* **ASSIGNMENT**
Copy out every record below, word for word.

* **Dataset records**
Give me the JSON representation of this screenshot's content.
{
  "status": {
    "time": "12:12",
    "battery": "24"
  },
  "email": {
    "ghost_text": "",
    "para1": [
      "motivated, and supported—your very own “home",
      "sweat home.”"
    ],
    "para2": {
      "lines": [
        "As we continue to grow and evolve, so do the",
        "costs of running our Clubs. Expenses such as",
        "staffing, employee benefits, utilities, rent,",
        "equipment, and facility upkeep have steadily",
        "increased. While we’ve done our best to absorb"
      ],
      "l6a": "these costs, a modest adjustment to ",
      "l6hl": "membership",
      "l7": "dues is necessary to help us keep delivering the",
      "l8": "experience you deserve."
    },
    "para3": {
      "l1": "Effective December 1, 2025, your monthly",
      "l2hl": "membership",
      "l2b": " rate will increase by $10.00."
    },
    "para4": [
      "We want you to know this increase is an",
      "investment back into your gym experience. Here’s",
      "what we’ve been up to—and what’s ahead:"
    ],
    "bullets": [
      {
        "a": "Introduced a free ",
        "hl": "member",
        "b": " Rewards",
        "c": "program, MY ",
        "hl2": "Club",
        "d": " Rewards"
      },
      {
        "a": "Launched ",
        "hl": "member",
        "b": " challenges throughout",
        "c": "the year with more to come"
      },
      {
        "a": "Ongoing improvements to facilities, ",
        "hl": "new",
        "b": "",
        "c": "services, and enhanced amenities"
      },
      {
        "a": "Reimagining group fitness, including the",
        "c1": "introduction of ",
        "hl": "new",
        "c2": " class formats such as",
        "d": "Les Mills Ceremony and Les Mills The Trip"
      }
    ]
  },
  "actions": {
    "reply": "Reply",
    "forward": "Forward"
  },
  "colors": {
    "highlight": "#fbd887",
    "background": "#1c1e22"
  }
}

* **COMPLETED TASK**
Give me the JSON representation of this screenshot's content.
{
  "status": {
    "time": "12:12",
    "battery": "24"
  },
  "email": {
    "ghost_text": "",
    "para1": [
      "motivated, and supported—your very own “home",
      "sweat home.”"
    ],
    "para2": {
      "lines": [
        "As we continue to grow and evolve, so do the",
        "costs of running our Clubs. Expenses such as",
        "staffing, employee benefits, utilities, rent,",
        "equipment, and facility upkeep have steadily",
        "increased. While we’ve done our best to absorb"
      ],
      "l6a": "these costs, a modest adjustment to ",
      "l6hl": "membership",
      "l7": "dues is necessary to help us keep delivering the",
      "l8": "experience you deserve."
    },
    "para3": {
      "l1": "Effective December 1, 2025, your monthly",
      "l2hl": "membership",
      "l2b": " rate will increase by $10.00."
    },
    "para4": [
      "We want you to know this increase is an",
      "investment back into your gym experience. Here’s",
      "what we’ve been up to—and what’s ahead:"
    ],
    "bullets": [
      {
        "a": "Introduced a free ",
        "hl": "member",
        "b": " Rewards",
        "c": "program, MY ",
        "hl2": "Club",
        "d": " Rewards"
      },
      {
        "a": "Launched ",
        "hl": "member",
        "b": " challenges throughout",
        "c": "the year with more to come"
      },
      {
        "a": "Ongoing improvements to facilities, ",
        "hl": "new",
        "b": "",
        "c": "services, and enhanced amenities"
      },
      {
        "a": "Reimagining group fitness, including the",
        "c1": "introduction of ",
        "hl": "new",
        "c2": " class formats such as",
        "d": "Les Mills Ceremony and Les Mills The Trip"
      }
    ]
  },
  "actions": {
    "reply": "Reply",
    "forward": "Forward"
  },
  "colors": {
    "highlight": "#fbd887",
    "background": "#1c1e22"
  }
}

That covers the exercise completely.